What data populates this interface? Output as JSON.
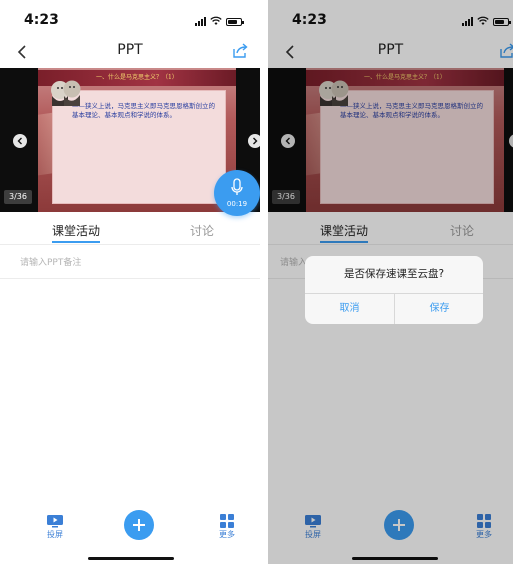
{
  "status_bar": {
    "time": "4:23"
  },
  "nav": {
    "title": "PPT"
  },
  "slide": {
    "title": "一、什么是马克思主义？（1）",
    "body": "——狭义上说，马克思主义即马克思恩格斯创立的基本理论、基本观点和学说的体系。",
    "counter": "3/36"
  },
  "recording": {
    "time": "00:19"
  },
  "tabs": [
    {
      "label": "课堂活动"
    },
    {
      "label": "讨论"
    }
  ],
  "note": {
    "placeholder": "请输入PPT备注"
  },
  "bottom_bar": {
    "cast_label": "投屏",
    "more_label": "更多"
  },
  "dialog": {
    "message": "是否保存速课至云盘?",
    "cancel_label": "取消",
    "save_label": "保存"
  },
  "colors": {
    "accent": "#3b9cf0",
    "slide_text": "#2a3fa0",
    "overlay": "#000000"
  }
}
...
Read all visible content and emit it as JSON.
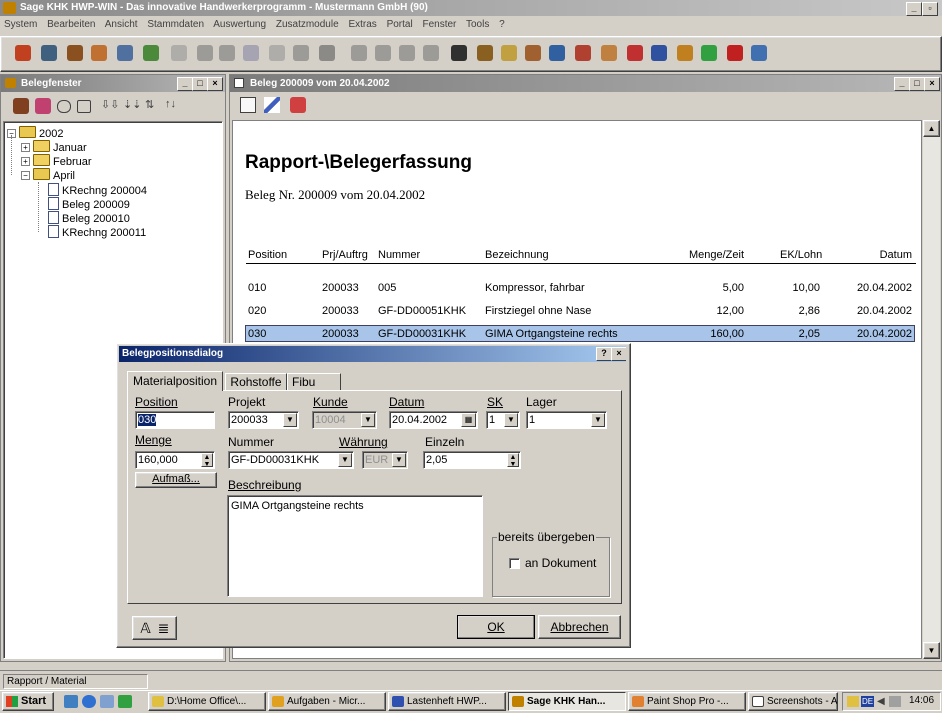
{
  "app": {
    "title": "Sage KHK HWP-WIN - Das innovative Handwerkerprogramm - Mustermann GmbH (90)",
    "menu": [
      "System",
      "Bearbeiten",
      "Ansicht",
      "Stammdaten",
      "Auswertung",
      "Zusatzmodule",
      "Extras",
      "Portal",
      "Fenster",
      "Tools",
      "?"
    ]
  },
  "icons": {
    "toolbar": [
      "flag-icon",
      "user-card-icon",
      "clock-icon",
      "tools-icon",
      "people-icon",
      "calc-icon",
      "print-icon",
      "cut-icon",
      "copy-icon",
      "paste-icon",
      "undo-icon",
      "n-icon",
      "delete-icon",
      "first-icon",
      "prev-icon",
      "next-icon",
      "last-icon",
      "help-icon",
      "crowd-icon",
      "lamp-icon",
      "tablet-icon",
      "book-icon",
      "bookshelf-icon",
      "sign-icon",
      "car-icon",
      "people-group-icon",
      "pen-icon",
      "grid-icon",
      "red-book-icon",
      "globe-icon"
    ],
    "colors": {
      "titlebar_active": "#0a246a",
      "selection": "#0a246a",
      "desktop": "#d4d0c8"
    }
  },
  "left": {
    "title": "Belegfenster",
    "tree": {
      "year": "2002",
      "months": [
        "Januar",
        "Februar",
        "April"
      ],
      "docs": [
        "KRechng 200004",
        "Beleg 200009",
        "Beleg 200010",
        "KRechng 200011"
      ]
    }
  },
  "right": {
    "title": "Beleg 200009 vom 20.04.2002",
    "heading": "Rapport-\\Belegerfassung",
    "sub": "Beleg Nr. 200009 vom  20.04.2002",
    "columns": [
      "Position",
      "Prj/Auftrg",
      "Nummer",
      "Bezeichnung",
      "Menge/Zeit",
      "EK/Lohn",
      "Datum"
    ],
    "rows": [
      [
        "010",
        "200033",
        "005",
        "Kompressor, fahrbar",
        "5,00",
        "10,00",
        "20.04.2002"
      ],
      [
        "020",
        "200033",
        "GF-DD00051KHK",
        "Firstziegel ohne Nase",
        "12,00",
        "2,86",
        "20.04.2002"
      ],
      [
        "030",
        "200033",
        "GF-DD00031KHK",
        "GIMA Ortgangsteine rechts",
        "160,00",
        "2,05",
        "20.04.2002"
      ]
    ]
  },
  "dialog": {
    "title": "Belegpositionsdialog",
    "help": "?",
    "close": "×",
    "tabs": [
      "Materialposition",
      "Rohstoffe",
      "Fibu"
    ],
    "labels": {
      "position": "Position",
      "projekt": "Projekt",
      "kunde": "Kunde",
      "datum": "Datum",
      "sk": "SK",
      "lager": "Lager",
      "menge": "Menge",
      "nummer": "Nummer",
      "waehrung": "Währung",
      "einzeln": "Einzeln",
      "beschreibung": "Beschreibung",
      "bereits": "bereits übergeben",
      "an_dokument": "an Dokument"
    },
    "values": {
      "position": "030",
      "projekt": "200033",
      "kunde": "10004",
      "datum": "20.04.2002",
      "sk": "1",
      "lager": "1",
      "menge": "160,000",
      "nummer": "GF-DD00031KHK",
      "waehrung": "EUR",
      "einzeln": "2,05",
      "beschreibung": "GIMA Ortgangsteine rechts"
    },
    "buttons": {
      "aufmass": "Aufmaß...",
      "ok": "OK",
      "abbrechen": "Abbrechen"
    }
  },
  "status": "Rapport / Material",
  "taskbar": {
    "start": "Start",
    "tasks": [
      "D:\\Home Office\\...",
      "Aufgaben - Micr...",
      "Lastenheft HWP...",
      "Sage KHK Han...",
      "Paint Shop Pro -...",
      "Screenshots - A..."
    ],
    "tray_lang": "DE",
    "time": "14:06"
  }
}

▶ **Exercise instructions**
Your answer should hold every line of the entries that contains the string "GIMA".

▶ **Completed task**
        "GIMA Ortgangsteine rechts",
      "beschreibung": "GIMA Ortgangsteine rechts"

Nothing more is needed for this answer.